Advantages of Partially Self-Funded Health Plans
JUNE 1, 2021
Many employers with fully insured benefit plans share common misconceptions about self-funding. These include: “It’s more work,” “It is too risky,” and “We are concerned about the unknown outcomes.” Or, they don’t fully understand the self-funded approach, and they believe it’s too complicated and would be difficult to manage. At USI Insurance Services, we believe that the advantages of a partially self-funded health plan outweigh the potential drawbacks, and that nearly every employer could better manage its health plan costs on a partially self-funded plan instead of a fully insured plan.
What’s the Difference Between Fully Insured and Self-Funded Plans?
A fully insured health plan is one where the employer pays a fixed monthly premium to the health insurance carrier in return for the carrier paying all plan member claims. If the premium collected is greater than the claims, the carrier retains the excess as profit.
With a partially self-funded health plan, the employer contracts a health insurance carrier or third-party administrator (TPA) to administer all aspects of the health plan, including claims adjudication, but the employer funds the claims payments. Employers purchase stop loss insurance that would pay if any catastrophic claims, such as cancer or premature birth, were to occur. With this arrangement, the employer is paying the health insurance carrier or the TPA considerably less than a fully insured arrangement.
Compared to a fully insured plan, where the employer pays a monthly premium to the carrier that covers the cost of administering the plan and paying the claims, with a self-insured plan, the employer pays less to the carrier or TPA for plan administration, and only pays for the claims processed that month. While claims vary each month, the employer reaps the rewards when few claims need to be paid, and the funds can be set aside in a reserve for future claims.
Statistically speaking, a self-funded plan with at least 100 employees is most likely to save money as compared toa fully insured plan, as demonstrated in this short video. The chart in the video shows that as group size increases, so does the probability that self-funded plans cost less than fully insured plans.
How Do Partially Self-Funded Plans Drive Savings?
The statistical likelihood that partially self-funded plans cost less can be attributed to the following:

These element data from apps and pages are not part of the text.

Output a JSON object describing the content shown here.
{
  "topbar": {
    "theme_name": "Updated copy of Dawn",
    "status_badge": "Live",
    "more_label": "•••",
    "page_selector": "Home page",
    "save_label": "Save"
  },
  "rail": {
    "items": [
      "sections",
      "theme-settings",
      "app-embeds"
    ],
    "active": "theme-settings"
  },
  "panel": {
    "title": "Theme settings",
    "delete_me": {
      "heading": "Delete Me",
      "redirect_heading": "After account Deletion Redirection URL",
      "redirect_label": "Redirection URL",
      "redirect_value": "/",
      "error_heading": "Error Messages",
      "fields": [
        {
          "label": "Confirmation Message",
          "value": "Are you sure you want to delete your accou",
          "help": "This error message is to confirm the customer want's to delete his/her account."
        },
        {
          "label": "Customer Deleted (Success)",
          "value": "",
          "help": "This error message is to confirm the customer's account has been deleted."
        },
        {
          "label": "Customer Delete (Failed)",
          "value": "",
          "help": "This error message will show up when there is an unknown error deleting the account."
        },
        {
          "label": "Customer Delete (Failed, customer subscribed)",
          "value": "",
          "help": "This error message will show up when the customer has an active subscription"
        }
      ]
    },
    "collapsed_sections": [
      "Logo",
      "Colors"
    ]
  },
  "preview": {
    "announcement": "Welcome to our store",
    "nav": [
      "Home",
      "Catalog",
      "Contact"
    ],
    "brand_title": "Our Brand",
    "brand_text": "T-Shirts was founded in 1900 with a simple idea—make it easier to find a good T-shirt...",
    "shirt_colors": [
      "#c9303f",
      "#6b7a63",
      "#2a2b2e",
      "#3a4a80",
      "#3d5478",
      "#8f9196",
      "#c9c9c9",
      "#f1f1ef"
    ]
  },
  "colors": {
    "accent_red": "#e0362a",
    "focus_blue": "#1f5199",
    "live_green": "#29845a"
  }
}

- Elimination of carrier profit and premium taxes. Health insurance carriers carefully underwrite their contracts to ensure they will not pay more for a plan than what they’ve collected in premium. In the U.S., individual states impose a tax on insurance premiums that can range anywhere from 0% to 4% of the premium. Removing carrier profit and premium taxes can generate substantial savings in health plan costs.
- Flexibility. Self-funded plans in the U.S. are only subject to ERISA laws and not state health plan regulations and benefits mandates. This affords employers more flexibility to design health plans that are both cost-effective and meet employees’ needs.
- Transparency. Self-funded plans provide greater transparency as employers are able to view claims utilization data, which allows them to make more informed decisions to help reduce costs.
- Competitive bidding. With fully insured plans, the employer’s premium is paying for the plan components, such as claims processing, network access, disease management and pharmacy, all bundled together. Self-funded plans can be unbundled and each component purchased separately, allowing the employer to shop around for the component that best meets its needs and price point.
How Much Can You Save?
For most employers, the combination of the above factors generates total plan savings in the range of 5% to 10% of total plan costs. For an employer with 500 employees, this equates to savings between $250,000 and $500,000 annually. Self-funding also often serves as the gateway to implement additional innovative solutions and strategies that reduce health plan costs, such as reference-based pricing.
How USI Can Help
Our dedicated employee benefits Customer Analytics practice has developed a proprietary Self-Insurance Exploration Analysis tool to help employers determine the savings a partially self-funded plan could deliver. This tool utilizes an employer’s historical data to provide unique insights on the risks and opportunities associated with a self-funded plan, and to help the employer assess its appetite for self-funding.
In addition to the Self-Insurance Exploration Analysis tool, we offer a variety of proprietary solutions to help companies better manage the costs of self-funding. We have negotiated employer-favorable terms and conditions with the leading stop loss carriers to form the USI Stop Loss Consortium, which offers employers best-in-class reinsurance contracts. To help our clients identify top-quality service providers for their benefit plans, USI has created the USI Preferred TPA panel. The TPAs that are a part of the panel have been formally vetted through a comprehensive RFP process to ensure they have the capabilities to deliver quality service to USI clients.
Please contact your local USI benefits consultant if you are interested in the Self-Insurance Exploration Analysis tool to learn how your plan might perform and the potential savings you could see if it were partially self-funded.